Are blue herons common in our region?
I was surprised to glance out my kitchen window recently and see a blue heron had stopped by. He was standing by the swimming pool and obviously hoping to find a delicious meal swimming around. By luck my camera was handy and I was able to snap a few pictures. Apparently he realized there was no dinner available so, sadly for me, he spread his wings and flew off.
I immediately googled "blue heron" and learned that these birds are indigenous to marshlands and water areas, which was why I was so startled to find him in the desert.
Would be interested to know if this is a common sight here.
High-speed rail carries lots of passengers
According to Wikipedia, Japan's Shinkansen carries 151 million passengers per year (March 2008), it has transported more passengers (the entire network has carried over 10 billion) than any other high-speed line in the world. In 2011, China's high-speed rail network reached 370 million passengers annually. Both these countries with huge, dense populations have been using high-speed rail for many years and have plans for many more lines in the future.
The trains are all electric powered and run at speeds of 150-200 mph, usually on special tracks laid next to older existing lines, which the freight trains use. I would think that a good plan for a Tucson-Phoenix line would be to run airport to airport. At speeds averaging 150 mph, it would be a 47-minute trip.
This would certainly be competitive with local air shuttles. Isn't it time to start catching up to the rest of the major advanced countries of the world?
Retired surgeon, Tucson
New TUSD chief faces large challenges
The current administration of TUSD is giving public schools a bad name. This is sad. We need public schools to continue educating all students, not just the bright ones who are currently leaving in droves to attend private and charter schools. As a former public school teacher I cringe at some of the latest articles about the TUSD schools:
• Over $300,000 will be spent on public relations to entice students to stay in the system.
• The average 10-year teacher in the TUSD system makes only $35,000.
• The multimillion-dollar computer system doesn't work; it must be scrapped and a previous system must be reinstated at a huge cost.
• Schools are closing and teachers are being laid off.
No wonder parents are taking their kids out of public schools. The administration doesn't seem to know how to make things work and manage money properly.
Can the new superintendent help?
Retired teacher, Tucson
End force feedings of Gitmo prisoners
So it's come to this: The land of the free and home of the brave is force-feeding men imprisoned by our government in Cuba.
Many tortured, few charged with any crime, these 166 men have endured years of hopeless captivity. In February a hunger strike burst out after guards searched their Qurans. Now 106 inmates are refusing food and 45 are dangerously thin. Military personnel tie them down, snake a tube nose into their stomachs and pour nutrients through it.
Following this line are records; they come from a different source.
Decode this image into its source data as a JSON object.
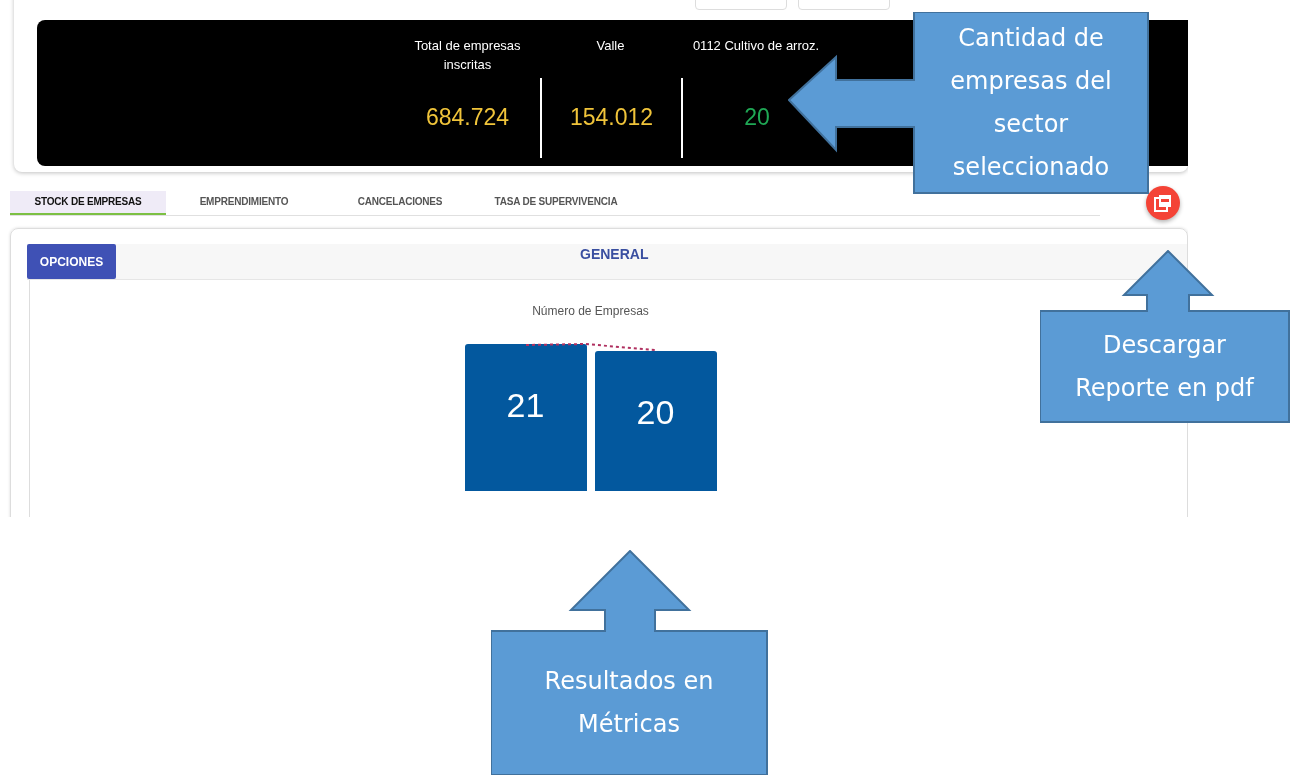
{
  "summary": {
    "stats": [
      {
        "label": "Total de empresas inscritas",
        "value": "684.724",
        "color": "#f0c43a"
      },
      {
        "label": "Valle",
        "value": "154.012",
        "color": "#f0c43a"
      },
      {
        "label": "0112 Cultivo de arroz.",
        "value": "20",
        "color": "#1fa855"
      }
    ]
  },
  "tabs": [
    {
      "label": "STOCK DE EMPRESAS",
      "selected": true
    },
    {
      "label": "EMPRENDIMIENTO",
      "selected": false
    },
    {
      "label": "CANCELACIONES",
      "selected": false
    },
    {
      "label": "TASA DE SUPERVIVENCIA",
      "selected": false
    }
  ],
  "panel": {
    "options_button": "OPCIONES",
    "title": "GENERAL",
    "metric_title": "Número de Empresas",
    "metrics": [
      {
        "value": "21"
      },
      {
        "value": "20"
      }
    ]
  },
  "callouts": [
    {
      "kind": "left",
      "text": "Cantidad de empresas del sector seleccionado"
    },
    {
      "kind": "up",
      "text": "Descargar Reporte en pdf"
    },
    {
      "kind": "up",
      "text": "Resultados en Métricas"
    }
  ]
}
A federal judge says the procedure is illegal. We say we don't want the men to die. They say man does not live by bread alone.
The commander in chief can resolve the dilemma. Let's urge Mr. Obama to stop the force feedings and begin talks about prisoners' grievances now.
Alison P. Nylund
Retired librarian, Tucson